3. Competitor Profiling
Aside from social media, there are other public sources of information. There’s bound to be a website or a company profile somewhere. Try some of these avenues to get a feel for the company:
- Website domain (WHOis.net in the USA)
- Business records (e.g. Companies House for UK-based entities)
- Director’s story (LinkedIn posts)
- Job posting history (existing or cached Indeed ads)
Any information you find here can be useful. Draw up a list of their weaknesses and strengths. You may not be able to capitalize on them. But at least they’ll help you understand the landscape you’re operating in.
Competitive Analysis on Amazon
When it comes to Amazon competitive analysis starts with listings. Check the Product page and sift through photos, videos, title, and descriptions. Don’t forget branding. Tone, design, packaging, and labeling are all important aspects of this.
You can compare listings yourself to find some of the keywords your competitor uses. Or you could enter an ASIN into a keyword research tool like Sonar to get a free taster. It offers insights into PPC campaigns and backend keywords. Best of all, you can download these lists.
The same applies to Amazon ASIN. A query produces slightly different results, but with nicer visuals. Again, we must stress the fact that neither of these tools offers a secure connection.
Product reviews reveal lots of new information. But you only really need to focus on the positives and negatives of the product. Note any features reviewers are very happy with. Also, find out what they don’t like about the product, and how yours can address the issue.
4. Pricing Strategy
You don’t need to keep a record of sellers’ prices to understand their pricing strategy. Use ProfitBandit to scan any product. Then track price fluctuations on Amazon with the built-in CamelCamelCamel widget. Tip: it also gives you instant alerts on Selling certain product categorie... More items or brands. Once you’ve identified an interesting product, you can use Sellery to monitor your stock levels. Look for patterns and identify hot selling items and slow movers. Look at how fast your competition can reprice, sell out, and replenish stock. Based on this, you can work on your own pricing strategy.
Tip: The Competition Filter lets you exclude sellers that don’t pose a real threat.

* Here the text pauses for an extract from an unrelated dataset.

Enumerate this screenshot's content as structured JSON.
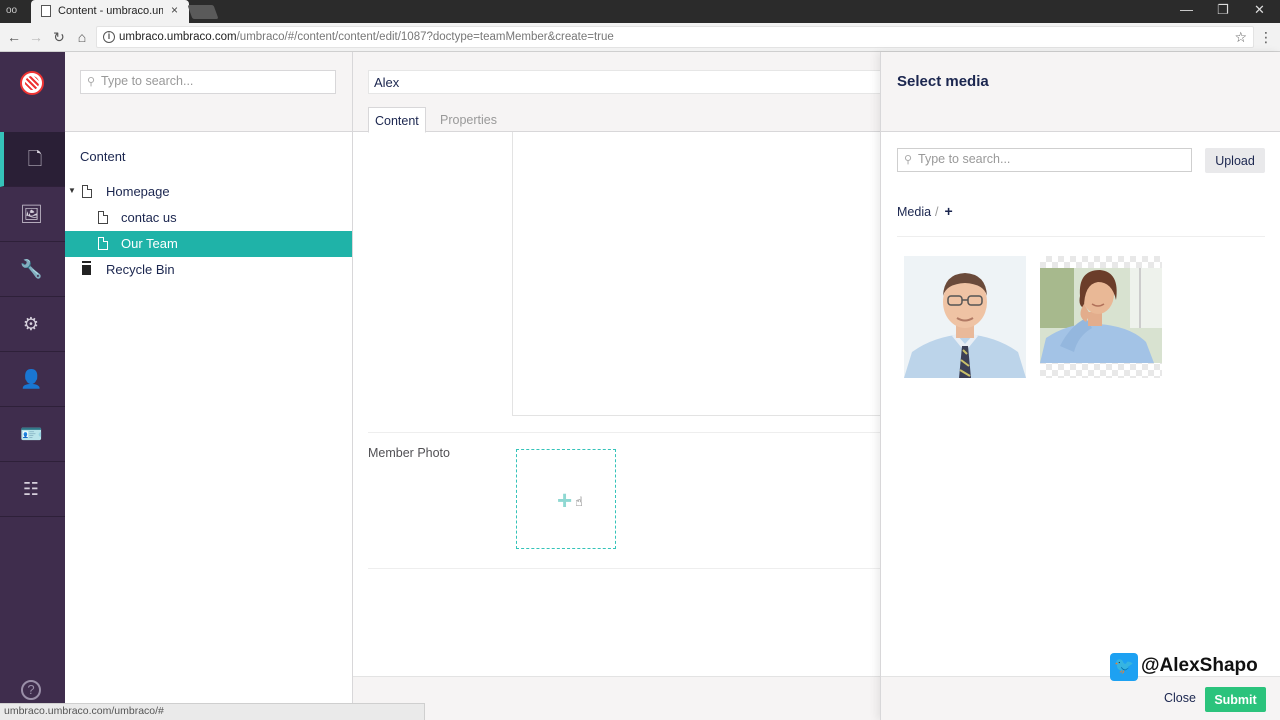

This is where things get interesting. You’ll find several Amazon sales estimator tools online. One example is JungleScout estimator. Tools like this show monthly sales per product, based on The sales rank of products on Amazon ind... More. But it’s not an exact science. So, take the results with a pinch of salt.
Monitoring your competitors? Well done. But you can’t understand their business model if you don’t place a few orders. Ask some questions first, to see how long it takes them to respond. When you order, try various shipping options to see the couriers and the service they use. Look for clues about the dispatch location, and maybe even the cost. Some prepaid labels display the price.
You need to keep an eye on your competitor’s ad campaigns. Look at when they’re launched, their frequency, and their scale. This is easily done with reverse ASIN lookup tools like Sonar, Keyword Scout, and Cerebro by Helium10. They also show the types of keywords they use (short or long-tail). Then there’s also search volume, competition, cost-per-click, ACoS, and other valuable information.
That’s about it, folks. The takeaway here is not to let a little competition on Amazon distract you from your goals. There’s no shortage of software tools for sellers who want to stay on top. And carrying a thorough Amazon competitive analysis is time well spent.
Disclaimer: We are not affiliated with, endorsed by, or sponsored by the service providers featured in this post.
Melanie takes an active interest in all things Amazon. She keeps an eye on the latest developments and keeps Amazon sellers up to speed